"""
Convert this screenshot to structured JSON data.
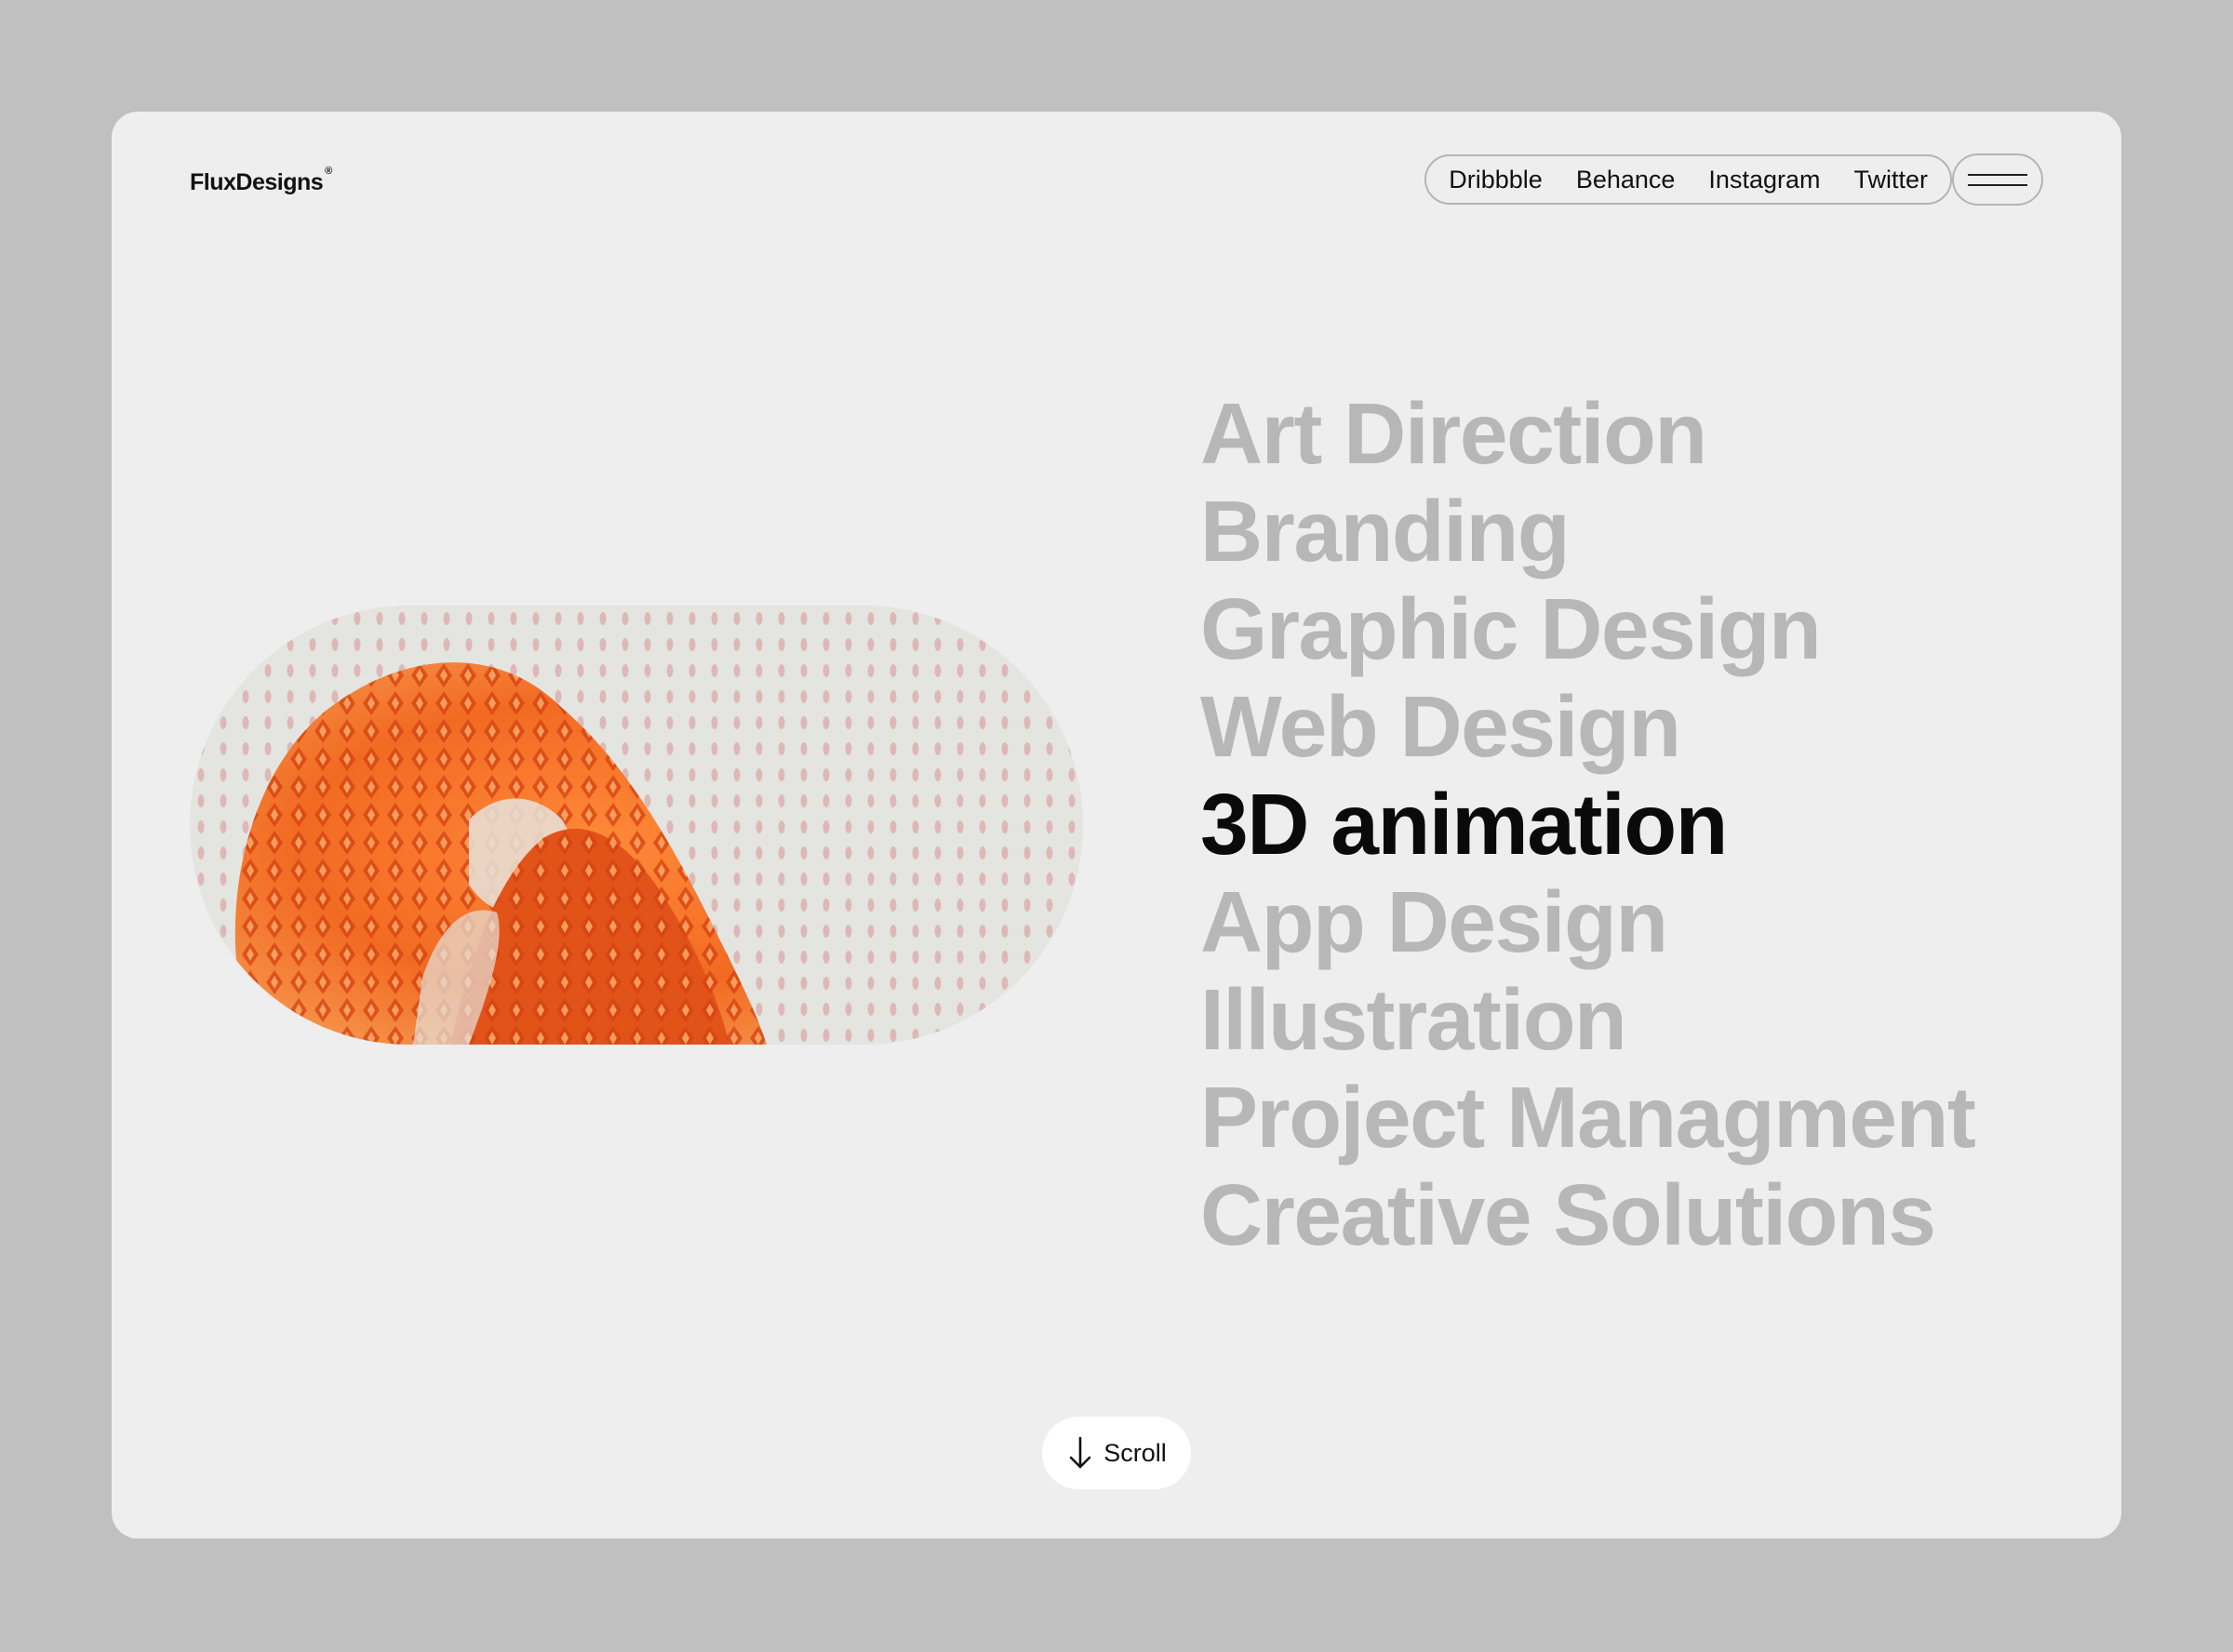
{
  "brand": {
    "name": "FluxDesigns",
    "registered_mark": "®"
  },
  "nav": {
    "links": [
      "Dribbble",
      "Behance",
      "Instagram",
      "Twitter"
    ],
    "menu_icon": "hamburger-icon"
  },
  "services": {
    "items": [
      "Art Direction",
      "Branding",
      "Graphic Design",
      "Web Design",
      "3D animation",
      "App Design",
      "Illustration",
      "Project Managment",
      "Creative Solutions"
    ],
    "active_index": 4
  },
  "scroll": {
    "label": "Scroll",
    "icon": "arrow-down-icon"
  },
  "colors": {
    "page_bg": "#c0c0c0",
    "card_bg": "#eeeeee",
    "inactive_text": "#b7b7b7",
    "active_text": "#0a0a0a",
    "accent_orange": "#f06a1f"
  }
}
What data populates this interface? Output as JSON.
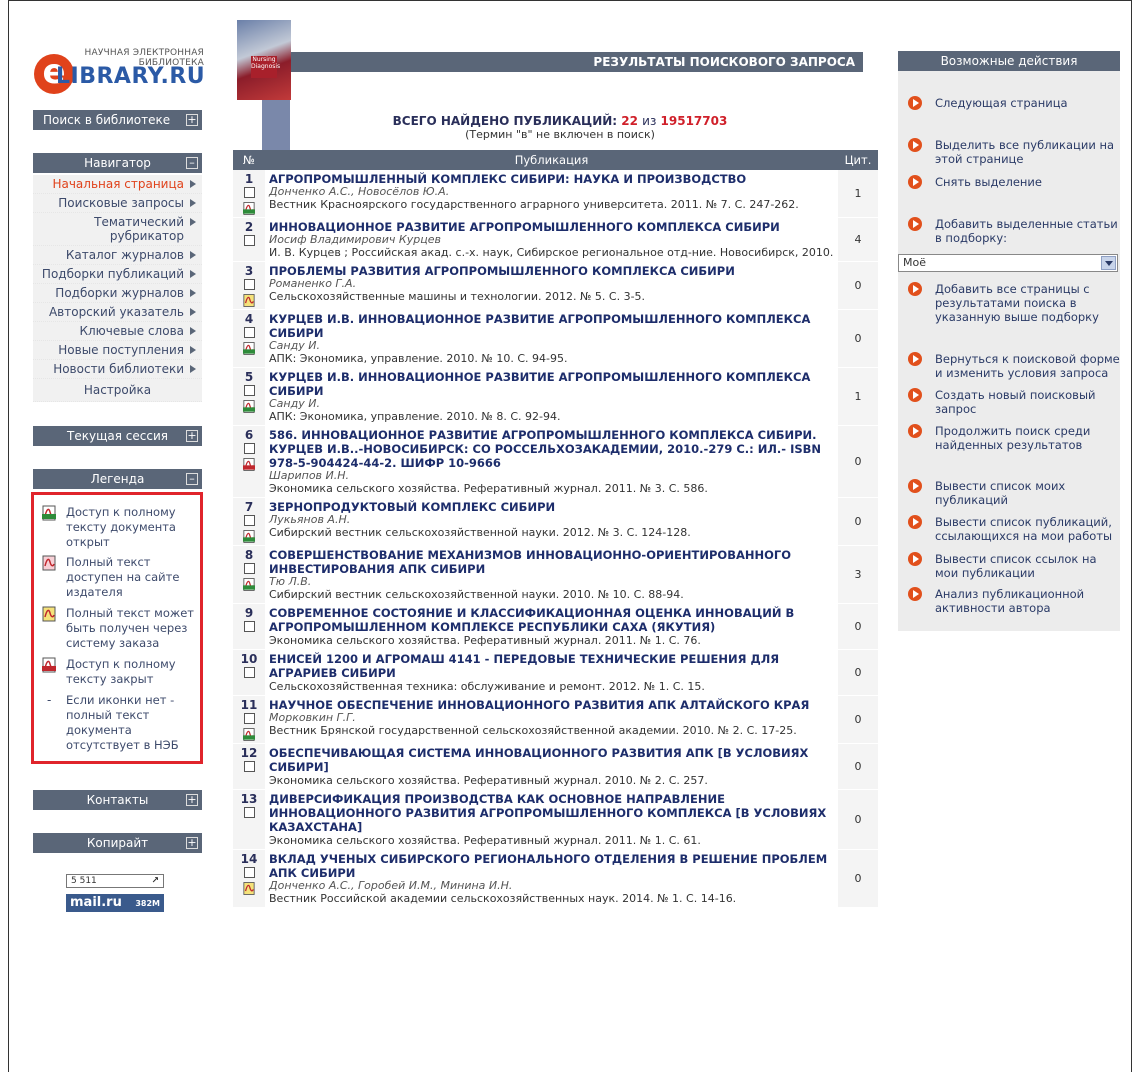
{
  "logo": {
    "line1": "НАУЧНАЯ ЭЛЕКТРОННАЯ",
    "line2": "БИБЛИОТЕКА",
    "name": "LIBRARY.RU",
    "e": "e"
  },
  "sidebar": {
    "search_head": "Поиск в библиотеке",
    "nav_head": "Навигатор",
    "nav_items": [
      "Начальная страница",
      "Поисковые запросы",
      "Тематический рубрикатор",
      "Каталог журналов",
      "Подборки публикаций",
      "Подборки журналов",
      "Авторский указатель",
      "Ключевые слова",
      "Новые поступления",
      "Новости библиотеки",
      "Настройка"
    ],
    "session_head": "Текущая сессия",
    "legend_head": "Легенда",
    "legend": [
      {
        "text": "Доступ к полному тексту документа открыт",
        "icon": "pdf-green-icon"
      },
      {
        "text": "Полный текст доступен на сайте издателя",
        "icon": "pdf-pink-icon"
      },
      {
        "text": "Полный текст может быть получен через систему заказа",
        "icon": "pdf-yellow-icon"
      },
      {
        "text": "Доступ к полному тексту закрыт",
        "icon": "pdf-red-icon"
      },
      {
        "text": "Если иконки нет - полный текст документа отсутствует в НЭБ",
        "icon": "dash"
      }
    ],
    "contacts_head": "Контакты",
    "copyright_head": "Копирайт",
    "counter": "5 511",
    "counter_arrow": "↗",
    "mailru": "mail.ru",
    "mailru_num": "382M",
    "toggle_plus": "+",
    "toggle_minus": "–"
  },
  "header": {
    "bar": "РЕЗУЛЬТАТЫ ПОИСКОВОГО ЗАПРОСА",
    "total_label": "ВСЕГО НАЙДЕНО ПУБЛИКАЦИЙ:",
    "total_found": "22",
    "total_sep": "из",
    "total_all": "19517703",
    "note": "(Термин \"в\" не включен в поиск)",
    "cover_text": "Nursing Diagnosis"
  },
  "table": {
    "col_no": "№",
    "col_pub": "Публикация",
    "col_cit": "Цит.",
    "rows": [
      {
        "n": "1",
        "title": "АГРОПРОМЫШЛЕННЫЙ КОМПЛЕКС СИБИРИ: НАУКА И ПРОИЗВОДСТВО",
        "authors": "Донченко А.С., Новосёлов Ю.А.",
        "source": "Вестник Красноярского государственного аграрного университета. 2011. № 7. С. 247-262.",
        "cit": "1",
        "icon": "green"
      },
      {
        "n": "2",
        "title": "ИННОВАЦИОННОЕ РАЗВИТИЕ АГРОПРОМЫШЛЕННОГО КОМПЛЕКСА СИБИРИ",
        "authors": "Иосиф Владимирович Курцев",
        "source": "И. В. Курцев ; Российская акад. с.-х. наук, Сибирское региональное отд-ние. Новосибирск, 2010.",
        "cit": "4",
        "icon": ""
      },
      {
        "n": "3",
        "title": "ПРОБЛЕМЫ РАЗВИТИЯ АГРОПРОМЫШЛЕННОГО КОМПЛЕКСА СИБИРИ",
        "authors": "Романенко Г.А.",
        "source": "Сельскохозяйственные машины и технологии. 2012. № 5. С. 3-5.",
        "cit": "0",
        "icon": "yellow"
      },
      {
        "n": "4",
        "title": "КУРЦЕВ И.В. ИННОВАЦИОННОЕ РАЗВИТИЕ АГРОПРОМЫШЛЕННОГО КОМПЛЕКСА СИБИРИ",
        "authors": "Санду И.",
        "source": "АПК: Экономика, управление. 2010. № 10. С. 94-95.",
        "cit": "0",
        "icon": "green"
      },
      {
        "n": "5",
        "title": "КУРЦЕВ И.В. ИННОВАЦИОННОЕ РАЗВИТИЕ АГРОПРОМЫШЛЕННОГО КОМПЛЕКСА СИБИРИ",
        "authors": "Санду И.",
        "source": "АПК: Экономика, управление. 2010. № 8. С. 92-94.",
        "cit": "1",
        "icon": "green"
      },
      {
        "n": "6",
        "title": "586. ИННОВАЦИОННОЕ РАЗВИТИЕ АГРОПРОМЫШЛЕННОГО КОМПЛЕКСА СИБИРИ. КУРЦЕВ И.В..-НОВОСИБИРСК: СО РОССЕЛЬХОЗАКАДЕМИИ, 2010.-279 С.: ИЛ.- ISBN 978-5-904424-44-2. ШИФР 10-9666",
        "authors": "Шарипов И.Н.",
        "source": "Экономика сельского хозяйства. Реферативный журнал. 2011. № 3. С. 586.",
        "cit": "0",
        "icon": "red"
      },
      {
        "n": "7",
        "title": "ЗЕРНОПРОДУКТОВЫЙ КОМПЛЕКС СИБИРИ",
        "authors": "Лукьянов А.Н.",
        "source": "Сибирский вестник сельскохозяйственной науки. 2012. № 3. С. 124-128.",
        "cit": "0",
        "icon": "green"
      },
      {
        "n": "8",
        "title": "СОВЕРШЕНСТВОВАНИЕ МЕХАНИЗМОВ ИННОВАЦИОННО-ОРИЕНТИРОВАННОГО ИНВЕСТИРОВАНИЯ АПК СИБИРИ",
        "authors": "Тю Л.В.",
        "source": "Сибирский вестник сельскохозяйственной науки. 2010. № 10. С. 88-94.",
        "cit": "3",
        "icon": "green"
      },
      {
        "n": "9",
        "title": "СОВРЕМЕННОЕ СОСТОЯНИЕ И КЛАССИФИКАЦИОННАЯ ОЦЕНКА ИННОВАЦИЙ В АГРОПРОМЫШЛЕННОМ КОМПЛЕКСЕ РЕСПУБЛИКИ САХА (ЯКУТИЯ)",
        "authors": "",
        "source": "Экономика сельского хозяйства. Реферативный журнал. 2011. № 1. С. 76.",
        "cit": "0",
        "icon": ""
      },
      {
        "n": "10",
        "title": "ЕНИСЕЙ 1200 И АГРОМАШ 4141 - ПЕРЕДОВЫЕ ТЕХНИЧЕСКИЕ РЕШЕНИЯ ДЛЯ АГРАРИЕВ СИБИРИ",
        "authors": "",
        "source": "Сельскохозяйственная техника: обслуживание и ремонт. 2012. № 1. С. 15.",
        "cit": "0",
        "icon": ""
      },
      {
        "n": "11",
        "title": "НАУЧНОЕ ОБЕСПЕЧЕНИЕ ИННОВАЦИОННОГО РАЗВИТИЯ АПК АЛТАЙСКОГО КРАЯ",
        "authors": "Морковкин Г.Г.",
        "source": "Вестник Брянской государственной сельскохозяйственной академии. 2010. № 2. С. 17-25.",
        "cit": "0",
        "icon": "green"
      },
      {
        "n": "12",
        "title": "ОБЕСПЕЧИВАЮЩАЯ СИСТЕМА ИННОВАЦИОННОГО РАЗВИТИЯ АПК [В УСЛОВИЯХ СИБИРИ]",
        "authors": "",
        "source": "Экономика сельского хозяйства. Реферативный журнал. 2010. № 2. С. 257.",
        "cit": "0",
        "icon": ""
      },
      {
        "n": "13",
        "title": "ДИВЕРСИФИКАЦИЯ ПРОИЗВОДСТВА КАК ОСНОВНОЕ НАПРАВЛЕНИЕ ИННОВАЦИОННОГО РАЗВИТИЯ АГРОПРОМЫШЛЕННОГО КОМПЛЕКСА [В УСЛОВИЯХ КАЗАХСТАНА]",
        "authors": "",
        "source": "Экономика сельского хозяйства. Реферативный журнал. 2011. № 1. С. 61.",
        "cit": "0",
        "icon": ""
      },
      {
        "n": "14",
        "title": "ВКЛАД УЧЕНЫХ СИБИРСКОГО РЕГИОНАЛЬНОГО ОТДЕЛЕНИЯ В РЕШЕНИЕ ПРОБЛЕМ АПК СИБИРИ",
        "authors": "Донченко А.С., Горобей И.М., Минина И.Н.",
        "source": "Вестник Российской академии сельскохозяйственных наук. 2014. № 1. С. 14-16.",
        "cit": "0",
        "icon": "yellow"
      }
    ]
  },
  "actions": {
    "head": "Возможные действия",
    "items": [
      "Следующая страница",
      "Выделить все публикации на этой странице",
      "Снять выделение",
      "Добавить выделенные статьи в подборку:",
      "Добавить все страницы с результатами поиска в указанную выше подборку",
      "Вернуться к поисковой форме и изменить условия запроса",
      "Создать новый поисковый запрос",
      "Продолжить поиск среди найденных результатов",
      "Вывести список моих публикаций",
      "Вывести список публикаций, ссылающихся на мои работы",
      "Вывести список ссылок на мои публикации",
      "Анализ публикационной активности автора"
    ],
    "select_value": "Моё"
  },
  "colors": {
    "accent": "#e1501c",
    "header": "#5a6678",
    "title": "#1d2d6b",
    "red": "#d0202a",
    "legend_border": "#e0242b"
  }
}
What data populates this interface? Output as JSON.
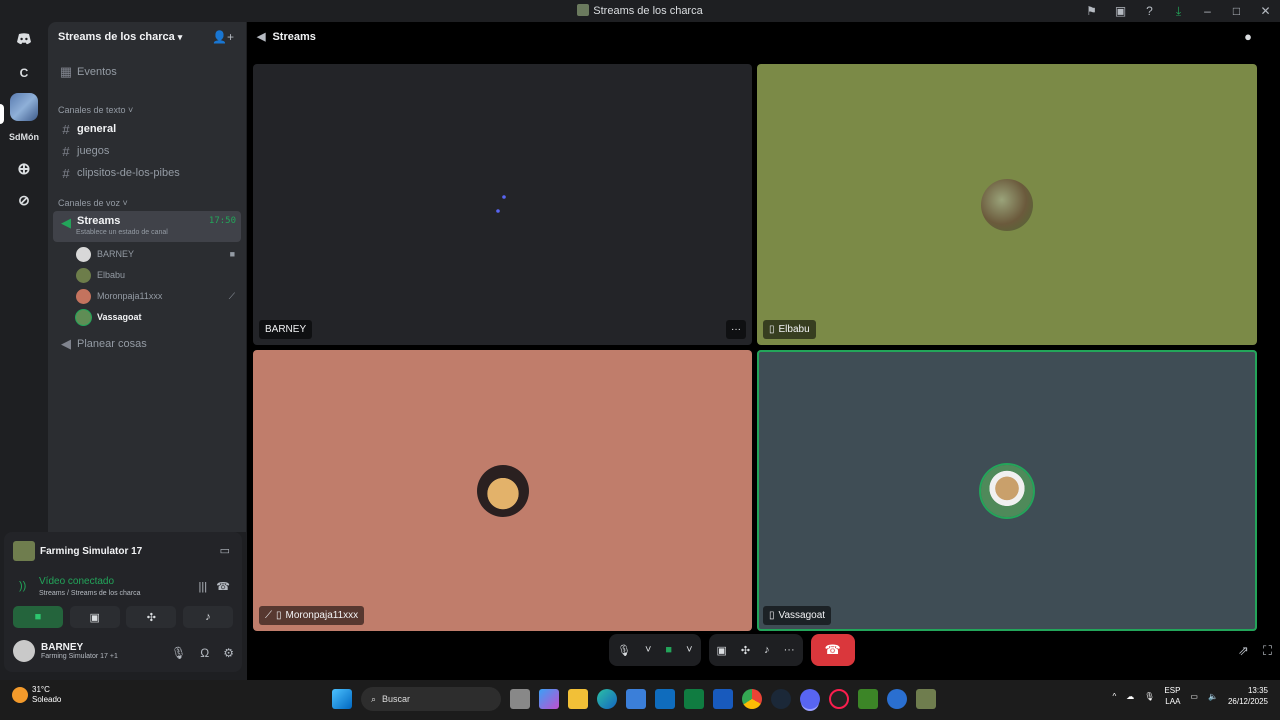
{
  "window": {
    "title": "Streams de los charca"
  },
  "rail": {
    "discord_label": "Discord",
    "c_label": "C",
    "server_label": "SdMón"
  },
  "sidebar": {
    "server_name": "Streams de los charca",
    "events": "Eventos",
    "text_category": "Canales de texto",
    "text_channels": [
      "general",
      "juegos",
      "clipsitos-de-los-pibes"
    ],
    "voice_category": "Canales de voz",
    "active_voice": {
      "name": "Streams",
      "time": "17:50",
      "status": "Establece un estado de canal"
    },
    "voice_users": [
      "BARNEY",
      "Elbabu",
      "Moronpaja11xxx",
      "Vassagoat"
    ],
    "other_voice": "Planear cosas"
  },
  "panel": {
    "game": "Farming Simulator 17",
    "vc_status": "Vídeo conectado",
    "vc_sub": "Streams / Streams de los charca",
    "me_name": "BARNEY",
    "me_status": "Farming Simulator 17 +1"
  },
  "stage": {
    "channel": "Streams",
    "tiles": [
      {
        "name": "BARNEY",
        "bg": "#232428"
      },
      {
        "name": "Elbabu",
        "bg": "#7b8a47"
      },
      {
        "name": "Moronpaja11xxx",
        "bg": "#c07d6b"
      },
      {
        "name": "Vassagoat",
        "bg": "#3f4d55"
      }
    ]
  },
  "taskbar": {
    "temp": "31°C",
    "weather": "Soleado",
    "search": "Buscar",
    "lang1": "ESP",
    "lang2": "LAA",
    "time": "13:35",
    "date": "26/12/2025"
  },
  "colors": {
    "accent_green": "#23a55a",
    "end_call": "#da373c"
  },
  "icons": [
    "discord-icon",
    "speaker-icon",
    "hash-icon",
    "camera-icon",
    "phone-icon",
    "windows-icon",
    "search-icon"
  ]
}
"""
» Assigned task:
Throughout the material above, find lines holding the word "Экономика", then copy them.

» Written solution:
        "source": "АПК: Экономика, управление. 2010. № 10. С. 94-95.",
        "source": "АПК: Экономика, управление. 2010. № 8. С. 92-94.",
        "source": "Экономика сельского хозяйства. Реферативный журнал. 2011. № 3. С. 586.",
        "source": "Экономика сельского хозяйства. Реферативный журнал. 2011. № 1. С. 76.",
        "source": "Экономика сельского хозяйства. Реферативный журнал. 2010. № 2. С. 257.",
        "source": "Экономика сельского хозяйства. Реферативный журнал. 2011. № 1. С. 61.",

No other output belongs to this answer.